Unwanted & Unsustainable

Mayfield Market Town’s proposal to build a new town of 7,000 to 10,000 houses on acres of pristine Sussex countryside has no local support.

The proposal has unleashed significant opposition from our local MPs, Parish & District Councils and local residents, and was deemed “unsustainable” by a Planning Inspector in March 2018, when the latest Mid Sussex Plan was adopted.

The development is being promoted on the basis of minimal commuting, but there is an established pattern of out-commuting from the district, which is likely to persist. Mayfield’s development plans do not provide enough retail and office space to meet their objective of “self containment” in employment.

Sir Nicholas Soames (Mid Sussex MP) on Mayfield:

Nick Herbert (Arundel & South Downs MP) on Mayfield:

The Low Weald Sussex is a significant floodplain on the banks of the tidal river Adur.

The proposed site is in an area prone to fluvial flooding with significant risks for settlements further downstream, such as Shoreham, Upper Beeding, Bramber and parts of Steyning, as simple mitigation onsite is unlikely to resolve the wider impact. Also identified are potential serious issues with wastewater disposal as well as inadequate areas for balancing large amounts of new surface water run-off. The additional wastewater and run-off arising from the Northern Arc development upstream in Burgess Hill, and potential impacts from the rise in sea levels given that the Adur is tidal, indicate that the challenges of the site will only worsen in the future.

There is a high-pressure gas pipeline and major electricity pylons running straight through the area of land Mayfields are proposing for their new development. The electricity pylons would need to be buried underground, costing millions of pounds; the cost of which will ultimately end up being paid by potential homebuyers.

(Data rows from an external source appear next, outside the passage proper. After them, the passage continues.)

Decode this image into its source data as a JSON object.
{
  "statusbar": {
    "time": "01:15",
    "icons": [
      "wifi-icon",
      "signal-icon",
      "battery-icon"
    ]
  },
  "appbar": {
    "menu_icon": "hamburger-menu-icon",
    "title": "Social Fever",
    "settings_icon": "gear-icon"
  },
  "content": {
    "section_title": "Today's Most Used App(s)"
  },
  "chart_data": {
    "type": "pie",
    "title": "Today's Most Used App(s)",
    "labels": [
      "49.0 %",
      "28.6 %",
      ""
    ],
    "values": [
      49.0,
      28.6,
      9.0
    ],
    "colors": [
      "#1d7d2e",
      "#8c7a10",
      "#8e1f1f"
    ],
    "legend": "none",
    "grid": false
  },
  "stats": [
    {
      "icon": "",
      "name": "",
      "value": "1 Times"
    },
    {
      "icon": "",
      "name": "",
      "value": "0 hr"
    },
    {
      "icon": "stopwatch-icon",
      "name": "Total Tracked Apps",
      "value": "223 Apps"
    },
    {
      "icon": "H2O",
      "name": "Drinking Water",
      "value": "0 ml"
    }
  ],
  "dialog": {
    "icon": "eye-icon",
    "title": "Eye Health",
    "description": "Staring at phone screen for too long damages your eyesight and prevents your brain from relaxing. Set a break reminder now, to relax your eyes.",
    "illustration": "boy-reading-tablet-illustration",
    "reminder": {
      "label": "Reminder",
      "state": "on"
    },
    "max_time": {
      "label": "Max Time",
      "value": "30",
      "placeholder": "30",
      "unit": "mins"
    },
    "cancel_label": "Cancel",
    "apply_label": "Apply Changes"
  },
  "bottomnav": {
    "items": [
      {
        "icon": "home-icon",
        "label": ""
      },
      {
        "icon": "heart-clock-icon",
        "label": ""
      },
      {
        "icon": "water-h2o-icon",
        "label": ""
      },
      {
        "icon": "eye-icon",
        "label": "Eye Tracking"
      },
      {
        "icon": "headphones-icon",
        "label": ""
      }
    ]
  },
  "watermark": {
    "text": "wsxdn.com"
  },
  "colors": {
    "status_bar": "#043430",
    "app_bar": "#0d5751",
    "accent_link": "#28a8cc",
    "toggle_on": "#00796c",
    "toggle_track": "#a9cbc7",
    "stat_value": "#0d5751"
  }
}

In over 7 years of planning Mayfields have not provided any sustainable transport solutions.

The local highways network already operates at close to or above capacity and the additional traffic and trips generated by the proposed development would contribute towards severe congestion at several junctions and links unless extensive mitigation is clearly set out in advance of any development.

The development would create up to 46,000 trips every day including large increases at junctions such as Wineham Lane/A272, which would experience an increase of 900 trips turning out of Wineham Lane in the AM peak hour.

The development would also conflict with the Air Quality Management Areas (AQMA) in place at the Stonepound Crossroads and the Cowfold double-mini roundabouts, and is likely to contribute towards severe congestion on the A23, the A23-A2300 junction, Hurtspierpoint High Street and the Stonepound Crossroads.

The nearest railway stations are located at least 9km from the site with limited parking and services running close to capacity. Bus services are currently very limited and even with the proposed additional services, the site is highly likely to rely on car travel as the most convenient mode of travel.